Then tell me how overpaid you think she really is.

I dare you.


Out of the Mouths of Seniors

My speech and debate class have been giving speeches the last few days. 

Today I had a beautiful, poised girl give a speech on body modification–as in piercing, tattoos, ear stretching, and scarification. She began by warning us about all the inherent dangers, plus potential employment and/or credibility related problems in the future. The irony is that this girl has more modified body parts than I have natural digits. 

I kind of wanted to cry.  She is so beautiful. So smart. Such poise–and she understands exactly what the risks and consequences of her decisions are. But on it goes. She invited me to touch her blown out ear. 

Then there’s the exchange student from Columbia who gave a presentation on all the beautiful, wonderful things about her country, because she can see the prejudice in American eyes when she says, “Columbia.” It was a stunning presentation–and her English was almost flawless.

There was a boy who rarely speaks. Who sits at the back when he comes, and who got up and kept his head down while he began. But then suddenly he threw his head back, let go of the podium and his notes, asked for a whiteboard marker, and presented about the most effective ways to the most out of your cannabis. He spoke at length on its almost miraculous properties–and drew detailed diagrams on the board regarding technique. It was the most alive I’ve seen him all year.

He began shaking like a leaf when he sat down, and I thought he might cry.

It took courage for him to speak at all.  So what if it took this topic to crack him out of his shell? Was that wrong to permit a mini Weed101 course in my fourth period?

He put up his hand at the end of class.

“Mrs. Lybbert?”

“Yeah?”

“Are you going to give a speech?”

“Uh…”

The entire class chimed in that it’s only fair–if I expect them to do it, I should too.  And so far, this year, I have–everything I’ve asked them to do, I’ve done first, because I know how terrifying it is to get up in front of people and tell an impromptu story or argue on the side of a debate I don’t agree with.  But a speech. 

Gah.

Topics anyone?


(What Didn’t Come) Out of the Mouths of Juniors

My Juniors were playing a vocabulary game. Round one, they can say anything except the word they’ve drawn out of a hat, in an attempt to get their team to guess the word. So… “Something you eat soup with,” and your team correctly guesses, “Spoon.”

Round two, we put all the words back in the hat, and start over, but this time they can only say one word in order to get their team to guess. They might say “Soup!” to get you to guess spoon.
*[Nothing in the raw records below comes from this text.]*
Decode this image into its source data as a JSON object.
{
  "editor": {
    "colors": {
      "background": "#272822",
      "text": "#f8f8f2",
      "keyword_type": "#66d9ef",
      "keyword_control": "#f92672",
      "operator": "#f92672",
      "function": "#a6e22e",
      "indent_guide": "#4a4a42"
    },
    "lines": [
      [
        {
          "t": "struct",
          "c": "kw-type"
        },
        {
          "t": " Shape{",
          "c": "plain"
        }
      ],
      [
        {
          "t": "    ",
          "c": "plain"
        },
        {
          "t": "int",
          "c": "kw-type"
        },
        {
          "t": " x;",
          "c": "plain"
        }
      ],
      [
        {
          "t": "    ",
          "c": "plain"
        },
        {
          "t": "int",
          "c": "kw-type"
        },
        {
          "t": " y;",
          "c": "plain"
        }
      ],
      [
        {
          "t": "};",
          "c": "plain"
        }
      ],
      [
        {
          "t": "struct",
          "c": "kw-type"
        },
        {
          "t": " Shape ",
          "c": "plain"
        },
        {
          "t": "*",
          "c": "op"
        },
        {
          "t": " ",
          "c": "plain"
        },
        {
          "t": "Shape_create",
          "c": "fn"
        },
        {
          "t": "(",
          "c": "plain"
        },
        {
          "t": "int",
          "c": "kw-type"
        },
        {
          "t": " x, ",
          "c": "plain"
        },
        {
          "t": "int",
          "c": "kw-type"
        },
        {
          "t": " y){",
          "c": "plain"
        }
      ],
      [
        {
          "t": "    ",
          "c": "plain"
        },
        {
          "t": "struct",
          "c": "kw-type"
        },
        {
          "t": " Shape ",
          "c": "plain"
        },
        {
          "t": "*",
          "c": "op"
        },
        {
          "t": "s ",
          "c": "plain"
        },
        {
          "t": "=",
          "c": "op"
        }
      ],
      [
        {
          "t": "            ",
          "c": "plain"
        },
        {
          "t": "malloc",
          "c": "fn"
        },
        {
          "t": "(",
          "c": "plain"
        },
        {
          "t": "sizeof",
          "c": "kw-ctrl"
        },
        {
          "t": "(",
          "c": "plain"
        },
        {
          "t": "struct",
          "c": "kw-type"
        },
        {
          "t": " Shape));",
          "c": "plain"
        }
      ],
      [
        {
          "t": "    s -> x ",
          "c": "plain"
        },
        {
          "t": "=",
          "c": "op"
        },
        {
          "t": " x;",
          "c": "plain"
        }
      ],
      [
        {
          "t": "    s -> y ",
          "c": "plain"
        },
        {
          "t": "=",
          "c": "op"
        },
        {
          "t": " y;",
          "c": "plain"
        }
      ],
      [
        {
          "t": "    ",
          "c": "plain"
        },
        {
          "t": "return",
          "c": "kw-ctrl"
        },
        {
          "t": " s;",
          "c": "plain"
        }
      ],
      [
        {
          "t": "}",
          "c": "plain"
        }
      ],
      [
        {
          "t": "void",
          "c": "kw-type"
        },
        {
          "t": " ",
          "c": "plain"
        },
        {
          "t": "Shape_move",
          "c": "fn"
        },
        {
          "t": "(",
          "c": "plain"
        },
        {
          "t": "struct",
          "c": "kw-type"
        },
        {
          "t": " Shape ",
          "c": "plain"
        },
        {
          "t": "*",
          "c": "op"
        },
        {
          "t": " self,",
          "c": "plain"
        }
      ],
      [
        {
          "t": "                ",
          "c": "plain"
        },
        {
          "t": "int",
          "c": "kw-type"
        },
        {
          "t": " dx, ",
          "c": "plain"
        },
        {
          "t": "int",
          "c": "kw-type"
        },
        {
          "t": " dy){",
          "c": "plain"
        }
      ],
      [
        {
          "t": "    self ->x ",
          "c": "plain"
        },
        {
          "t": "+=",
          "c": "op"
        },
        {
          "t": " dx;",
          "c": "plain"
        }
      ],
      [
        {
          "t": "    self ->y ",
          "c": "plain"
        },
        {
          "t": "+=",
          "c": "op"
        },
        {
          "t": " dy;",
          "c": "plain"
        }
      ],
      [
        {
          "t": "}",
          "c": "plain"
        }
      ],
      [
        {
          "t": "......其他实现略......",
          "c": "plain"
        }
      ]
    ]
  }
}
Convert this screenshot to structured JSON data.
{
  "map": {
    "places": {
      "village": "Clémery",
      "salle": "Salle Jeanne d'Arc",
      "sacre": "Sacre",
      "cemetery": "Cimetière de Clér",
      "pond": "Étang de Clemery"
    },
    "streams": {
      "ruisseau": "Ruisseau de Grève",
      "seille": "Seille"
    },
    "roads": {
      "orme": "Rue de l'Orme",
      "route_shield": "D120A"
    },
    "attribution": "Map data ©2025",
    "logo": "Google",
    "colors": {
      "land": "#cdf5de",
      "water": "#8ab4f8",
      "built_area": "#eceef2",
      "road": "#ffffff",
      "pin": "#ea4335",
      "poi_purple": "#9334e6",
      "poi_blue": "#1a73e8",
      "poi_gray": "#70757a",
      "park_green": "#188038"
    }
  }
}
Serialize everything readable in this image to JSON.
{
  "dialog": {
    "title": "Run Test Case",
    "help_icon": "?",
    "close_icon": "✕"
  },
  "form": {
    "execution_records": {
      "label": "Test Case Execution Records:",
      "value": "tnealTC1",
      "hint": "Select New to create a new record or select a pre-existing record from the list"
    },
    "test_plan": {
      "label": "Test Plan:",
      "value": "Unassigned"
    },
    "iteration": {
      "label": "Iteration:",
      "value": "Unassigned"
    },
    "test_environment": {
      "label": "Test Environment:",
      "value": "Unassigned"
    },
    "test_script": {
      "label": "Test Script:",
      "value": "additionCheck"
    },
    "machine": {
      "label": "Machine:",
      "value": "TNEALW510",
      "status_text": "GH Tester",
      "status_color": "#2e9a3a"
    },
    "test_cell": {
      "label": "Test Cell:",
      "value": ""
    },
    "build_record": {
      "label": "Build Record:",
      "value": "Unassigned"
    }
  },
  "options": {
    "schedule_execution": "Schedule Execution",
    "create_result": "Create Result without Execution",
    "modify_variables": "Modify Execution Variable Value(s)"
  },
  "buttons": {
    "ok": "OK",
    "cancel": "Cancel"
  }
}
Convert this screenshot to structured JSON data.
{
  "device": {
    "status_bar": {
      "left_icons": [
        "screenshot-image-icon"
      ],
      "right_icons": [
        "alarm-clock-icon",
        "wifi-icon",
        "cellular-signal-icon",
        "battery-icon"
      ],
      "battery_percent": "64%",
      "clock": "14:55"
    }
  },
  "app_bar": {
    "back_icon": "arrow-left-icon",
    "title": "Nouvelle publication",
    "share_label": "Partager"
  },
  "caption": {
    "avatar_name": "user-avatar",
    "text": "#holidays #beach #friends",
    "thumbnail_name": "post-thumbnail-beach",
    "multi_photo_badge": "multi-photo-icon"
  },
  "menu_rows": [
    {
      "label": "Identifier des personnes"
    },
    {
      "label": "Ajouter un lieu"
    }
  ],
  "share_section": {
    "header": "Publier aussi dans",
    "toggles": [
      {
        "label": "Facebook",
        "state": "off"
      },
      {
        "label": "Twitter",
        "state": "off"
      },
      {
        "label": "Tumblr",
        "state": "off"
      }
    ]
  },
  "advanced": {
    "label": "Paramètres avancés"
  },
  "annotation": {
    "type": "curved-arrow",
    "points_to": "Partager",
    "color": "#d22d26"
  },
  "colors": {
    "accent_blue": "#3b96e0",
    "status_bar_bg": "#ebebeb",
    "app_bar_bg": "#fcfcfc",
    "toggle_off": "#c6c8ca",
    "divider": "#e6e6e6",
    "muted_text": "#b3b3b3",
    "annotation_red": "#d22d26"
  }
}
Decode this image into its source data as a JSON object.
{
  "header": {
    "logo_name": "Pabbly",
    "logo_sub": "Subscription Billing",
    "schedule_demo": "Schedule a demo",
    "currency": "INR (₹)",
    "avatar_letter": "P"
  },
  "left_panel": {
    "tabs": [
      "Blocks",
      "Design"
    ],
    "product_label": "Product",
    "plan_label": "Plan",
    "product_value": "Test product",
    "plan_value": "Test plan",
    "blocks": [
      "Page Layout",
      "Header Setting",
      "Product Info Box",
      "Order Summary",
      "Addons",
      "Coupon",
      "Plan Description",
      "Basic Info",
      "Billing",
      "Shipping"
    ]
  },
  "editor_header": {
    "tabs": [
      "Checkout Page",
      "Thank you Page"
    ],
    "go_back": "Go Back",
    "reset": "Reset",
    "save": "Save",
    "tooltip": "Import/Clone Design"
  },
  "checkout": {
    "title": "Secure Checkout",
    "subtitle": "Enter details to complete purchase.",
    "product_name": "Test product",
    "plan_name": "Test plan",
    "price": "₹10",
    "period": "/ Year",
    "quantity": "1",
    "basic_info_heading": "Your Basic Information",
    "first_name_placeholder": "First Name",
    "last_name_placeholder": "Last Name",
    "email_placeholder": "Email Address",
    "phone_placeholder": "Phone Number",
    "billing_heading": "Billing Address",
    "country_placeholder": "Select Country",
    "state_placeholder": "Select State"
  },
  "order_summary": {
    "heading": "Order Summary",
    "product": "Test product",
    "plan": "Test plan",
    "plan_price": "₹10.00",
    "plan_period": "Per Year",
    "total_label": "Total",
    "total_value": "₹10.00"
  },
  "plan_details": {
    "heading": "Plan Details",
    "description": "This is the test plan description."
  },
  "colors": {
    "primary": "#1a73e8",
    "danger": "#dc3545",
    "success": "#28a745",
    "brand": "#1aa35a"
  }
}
Round three, they cannot use any words at all–it’s like charades, but you’ve heard the words twice already. 

It’s round three and a young man is pointing frantically at me as the timer runs down. It’s the first time we’ve played the game, so we’re using pretty basic words, just so they get the general idea of how to play. 

The time is ticking…

Nobody can figure out what word he’s getting at, even though they’ve had all these words several times in the last ten minutes. 

Finally the timer goes off, and he reveals his word. 

It’s “beautiful”.


Out of the Mouths of Sophomores

“Mrs. Lybbert, how long does it have to be?”

“Uh… However long it takes you to meet the requirements of the rubric?”

“No. Like just tell me how long it has to be.”

“Okay. One page.”

What?? Like a one full page?”

“Sure.”

“Have you seen the size of my paper?”